State only the number of lines below where the word "three" is found.

RECORDS FOR THIS TASK: Begin

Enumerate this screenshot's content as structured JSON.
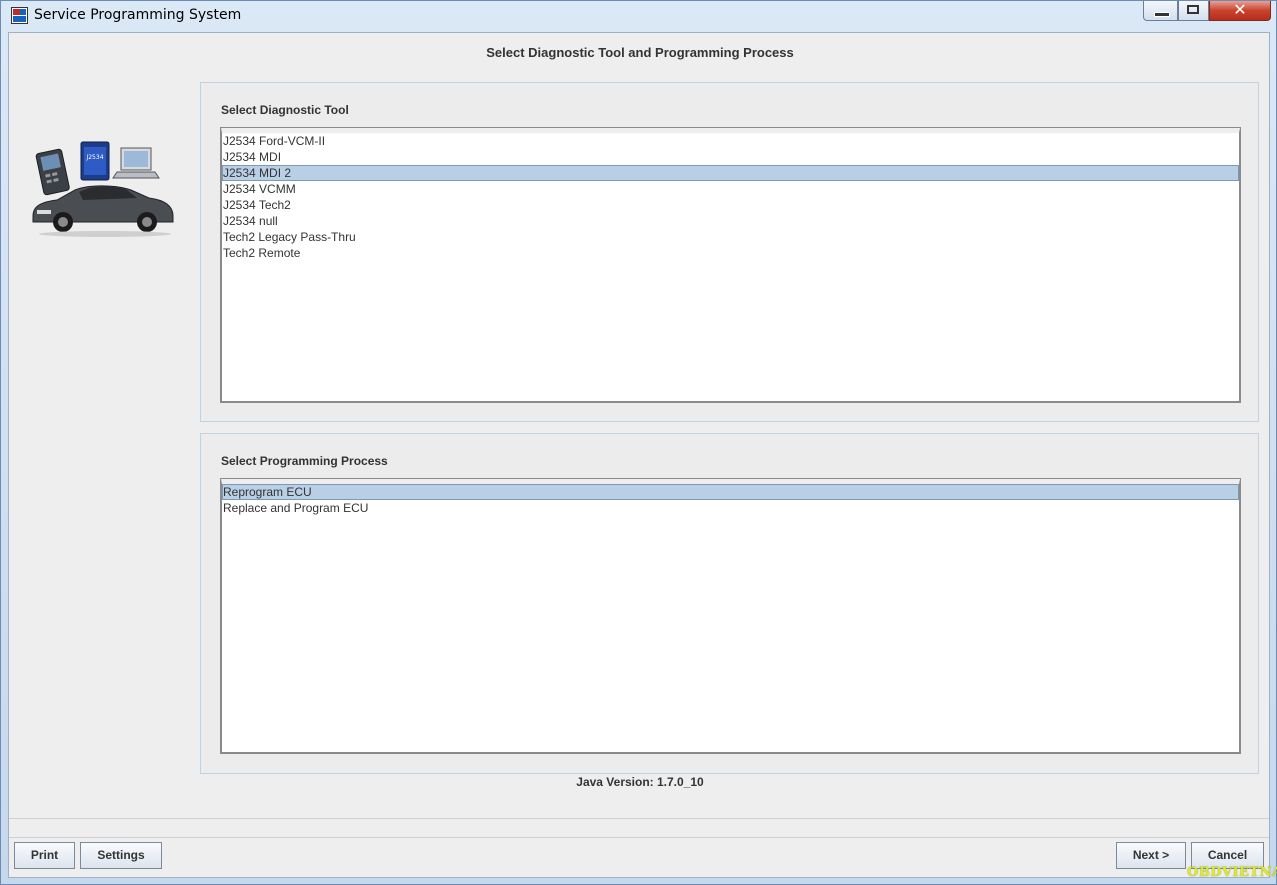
{
  "window": {
    "title": "Service Programming System",
    "close_glyph": "✕",
    "icons": [
      "app-icon",
      "minimize-icon",
      "maximize-icon",
      "close-icon"
    ]
  },
  "heading": "Select Diagnostic Tool and Programming Process",
  "logo_text": "J2534",
  "tool_section": {
    "label": "Select Diagnostic Tool",
    "selected_index": 2,
    "items": [
      "J2534 Ford-VCM-II",
      "J2534 MDI",
      "J2534 MDI 2",
      "J2534 VCMM",
      "J2534 Tech2",
      "J2534 null",
      "Tech2 Legacy Pass-Thru",
      "Tech2 Remote"
    ]
  },
  "process_section": {
    "label": "Select Programming Process",
    "selected_index": 0,
    "items": [
      "Reprogram ECU",
      "Replace and Program ECU"
    ]
  },
  "java_version": "Java Version: 1.7.0_10",
  "buttons": {
    "print": "Print",
    "settings": "Settings",
    "next": "Next >",
    "cancel": "Cancel"
  },
  "watermark": "OBDVIETNAM",
  "colors": {
    "selection": "#b8cfe5",
    "close_button": "#c9432e"
  }
}
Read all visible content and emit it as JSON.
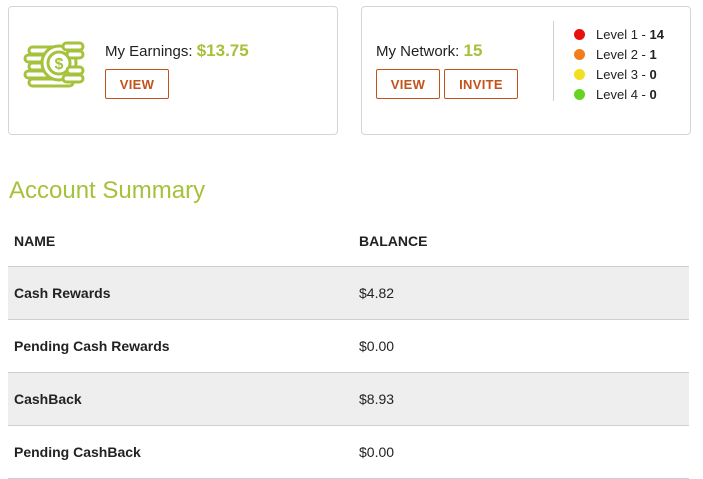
{
  "earnings": {
    "label": "My Earnings:",
    "amount": "$13.75",
    "view_label": "VIEW",
    "icon": "coins-icon"
  },
  "network": {
    "label": "My Network:",
    "count": "15",
    "view_label": "VIEW",
    "invite_label": "INVITE",
    "levels": [
      {
        "label": "Level 1 -",
        "count": "14",
        "color": "#e8120c"
      },
      {
        "label": "Level 2 -",
        "count": "1",
        "color": "#f57c1a"
      },
      {
        "label": "Level 3 -",
        "count": "0",
        "color": "#f2e01e"
      },
      {
        "label": "Level 4 -",
        "count": "0",
        "color": "#66d321"
      }
    ]
  },
  "summary": {
    "title": "Account Summary",
    "headers": {
      "name": "NAME",
      "balance": "BALANCE"
    },
    "rows": [
      {
        "name": "Cash Rewards",
        "balance": "$4.82"
      },
      {
        "name": "Pending Cash Rewards",
        "balance": "$0.00"
      },
      {
        "name": "CashBack",
        "balance": "$8.93"
      },
      {
        "name": "Pending CashBack",
        "balance": "$0.00"
      }
    ]
  },
  "colors": {
    "accent_green": "#a6c13a",
    "button_orange": "#c2531d"
  }
}
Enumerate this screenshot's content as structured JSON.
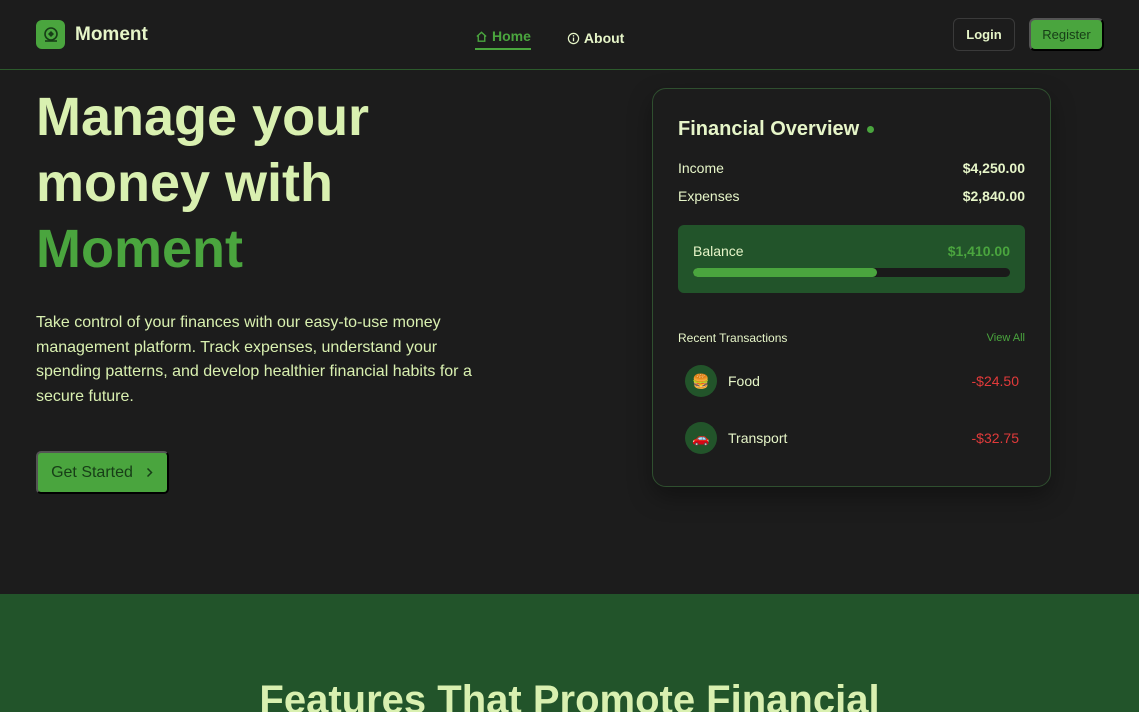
{
  "nav": {
    "brand": "Moment",
    "links": [
      {
        "label": "Home",
        "icon": "home-icon",
        "active": true
      },
      {
        "label": "About",
        "icon": "info-icon",
        "active": false
      }
    ],
    "login": "Login",
    "register": "Register"
  },
  "hero": {
    "title_line1": "Manage your",
    "title_line2": "money with",
    "title_accent": "Moment",
    "description": "Take control of your finances with our easy-to-use money management platform. Track expenses, understand your spending patterns, and develop healthier financial habits for a secure future.",
    "cta": "Get Started"
  },
  "overview": {
    "title": "Financial Overview",
    "income_label": "Income",
    "income": "$4,250.00",
    "expenses_label": "Expenses",
    "expenses": "$2,840.00",
    "balance_label": "Balance",
    "balance": "$1,410.00",
    "balance_progress": 0.58,
    "recent_title": "Recent Transactions",
    "view_all": "View All",
    "transactions": [
      {
        "icon": "🍔",
        "icon_name": "burger-icon",
        "name": "Food",
        "amount": "-$24.50"
      },
      {
        "icon": "🚗",
        "icon_name": "car-icon",
        "name": "Transport",
        "amount": "-$32.75"
      }
    ]
  },
  "features": {
    "title": "Features That Promote Financial"
  },
  "colors": {
    "background": "#1c1c1c",
    "accent": "#4aa53e",
    "text": "#d9f0b0",
    "panel": "#22542a",
    "negative": "#e03a3a"
  }
}
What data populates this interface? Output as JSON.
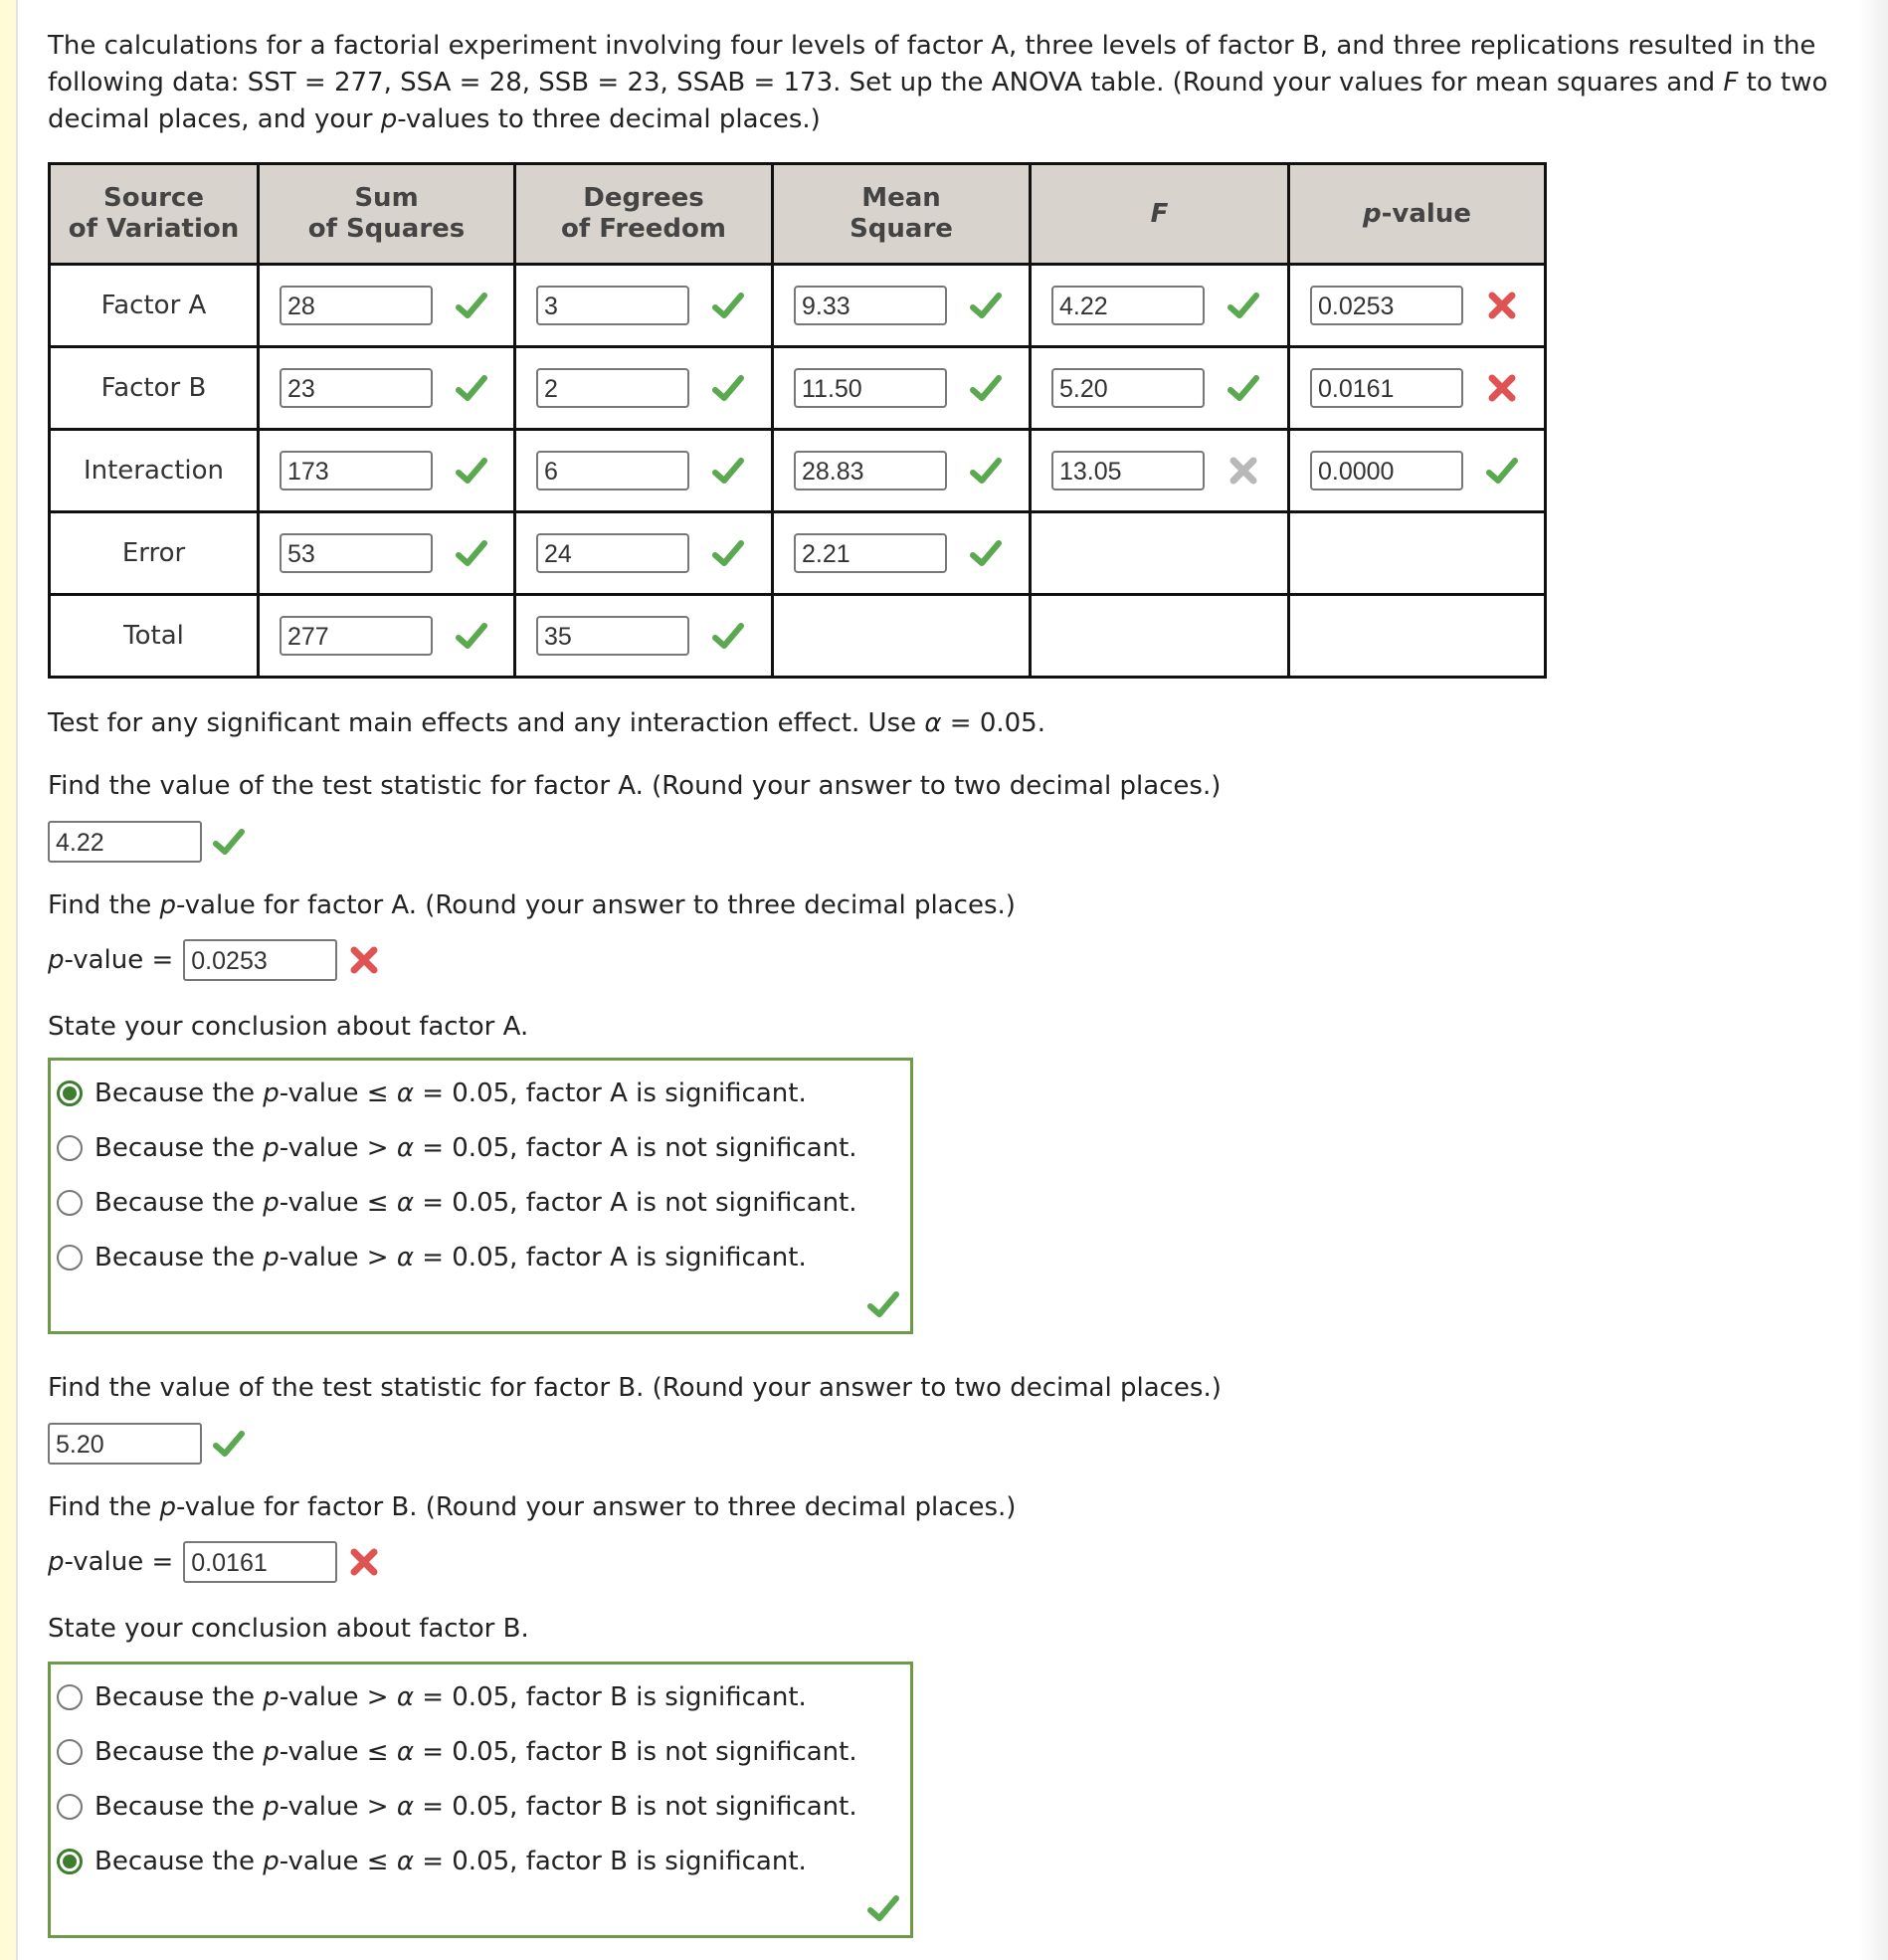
{
  "intro": {
    "line1": "The calculations for a factorial experiment involving four levels of factor A, three levels of factor B, and three replications resulted in the",
    "line2_a": "following data: SST = 277, SSA = 28, SSB = 23, SSAB = 173. Set up the ANOVA table. (Round your values for mean squares and ",
    "line2_f": "F",
    "line2_b": " to two",
    "line3_a": "decimal places, and your ",
    "line3_p": "p",
    "line3_b": "-values to three decimal places.)"
  },
  "table": {
    "headers": {
      "source_1": "Source",
      "source_2": "of Variation",
      "ss_1": "Sum",
      "ss_2": "of Squares",
      "df_1": "Degrees",
      "df_2": "of Freedom",
      "ms_1": "Mean",
      "ms_2": "Square",
      "f": "F",
      "p_italic": "p",
      "p_rest": "-value"
    },
    "rows": [
      {
        "source": "Factor A",
        "ss": "28",
        "ss_status": "correct",
        "df": "3",
        "df_status": "correct",
        "ms": "9.33",
        "ms_status": "correct",
        "f": "4.22",
        "f_status": "correct",
        "p": "0.0253",
        "p_status": "incorrect"
      },
      {
        "source": "Factor B",
        "ss": "23",
        "ss_status": "correct",
        "df": "2",
        "df_status": "correct",
        "ms": "11.50",
        "ms_status": "correct",
        "f": "5.20",
        "f_status": "correct",
        "p": "0.0161",
        "p_status": "incorrect"
      },
      {
        "source": "Interaction",
        "ss": "173",
        "ss_status": "correct",
        "df": "6",
        "df_status": "correct",
        "ms": "28.83",
        "ms_status": "correct",
        "f": "13.05",
        "f_status": "unanswered-incorrect",
        "p": "0.0000",
        "p_status": "correct"
      },
      {
        "source": "Error",
        "ss": "53",
        "ss_status": "correct",
        "df": "24",
        "df_status": "correct",
        "ms": "2.21",
        "ms_status": "correct"
      },
      {
        "source": "Total",
        "ss": "277",
        "ss_status": "correct",
        "df": "35",
        "df_status": "correct"
      }
    ]
  },
  "test_instruction": {
    "a": "Test for any significant main effects and any interaction effect. Use ",
    "alpha": "α",
    "b": " = 0.05."
  },
  "factor_a": {
    "stat_question": "Find the value of the test statistic for factor A. (Round your answer to two decimal places.)",
    "stat_value": "4.22",
    "p_question_a": "Find the ",
    "p_question_p": "p",
    "p_question_b": "-value for factor A. (Round your answer to three decimal places.)",
    "p_label_p": "p",
    "p_label_rest": "-value =",
    "p_value": "0.0253",
    "conclusion_prompt": "State your conclusion about factor A.",
    "choices": [
      {
        "pre": "Because the ",
        "p": "p",
        "post": "-value ≤ ",
        "alpha": "α",
        "end": " = 0.05, factor A is significant.",
        "selected": true
      },
      {
        "pre": "Because the ",
        "p": "p",
        "post": "-value > ",
        "alpha": "α",
        "end": " = 0.05, factor A is not significant.",
        "selected": false
      },
      {
        "pre": "Because the ",
        "p": "p",
        "post": "-value ≤ ",
        "alpha": "α",
        "end": " = 0.05, factor A is not significant.",
        "selected": false
      },
      {
        "pre": "Because the ",
        "p": "p",
        "post": "-value > ",
        "alpha": "α",
        "end": " = 0.05, factor A is significant.",
        "selected": false
      }
    ]
  },
  "factor_b": {
    "stat_question": "Find the value of the test statistic for factor B. (Round your answer to two decimal places.)",
    "stat_value": "5.20",
    "p_question_a": "Find the ",
    "p_question_p": "p",
    "p_question_b": "-value for factor B. (Round your answer to three decimal places.)",
    "p_label_p": "p",
    "p_label_rest": "-value =",
    "p_value": "0.0161",
    "conclusion_prompt": "State your conclusion about factor B.",
    "choices": [
      {
        "pre": "Because the ",
        "p": "p",
        "post": "-value > ",
        "alpha": "α",
        "end": " = 0.05, factor B is significant.",
        "selected": false
      },
      {
        "pre": "Because the ",
        "p": "p",
        "post": "-value ≤ ",
        "alpha": "α",
        "end": " = 0.05, factor B is not significant.",
        "selected": false
      },
      {
        "pre": "Because the ",
        "p": "p",
        "post": "-value > ",
        "alpha": "α",
        "end": " = 0.05, factor B is not significant.",
        "selected": false
      },
      {
        "pre": "Because the ",
        "p": "p",
        "post": "-value ≤ ",
        "alpha": "α",
        "end": " = 0.05, factor B is significant.",
        "selected": true
      }
    ]
  },
  "colors": {
    "correct": "#5aa84f",
    "incorrect": "#e05353",
    "neutral_incorrect": "#b8b8b8",
    "choice_border": "#6e9a48",
    "header_bg": "#d8d4cd"
  }
}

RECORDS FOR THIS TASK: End

• SOLUTION TO THIS EXERCISE: 4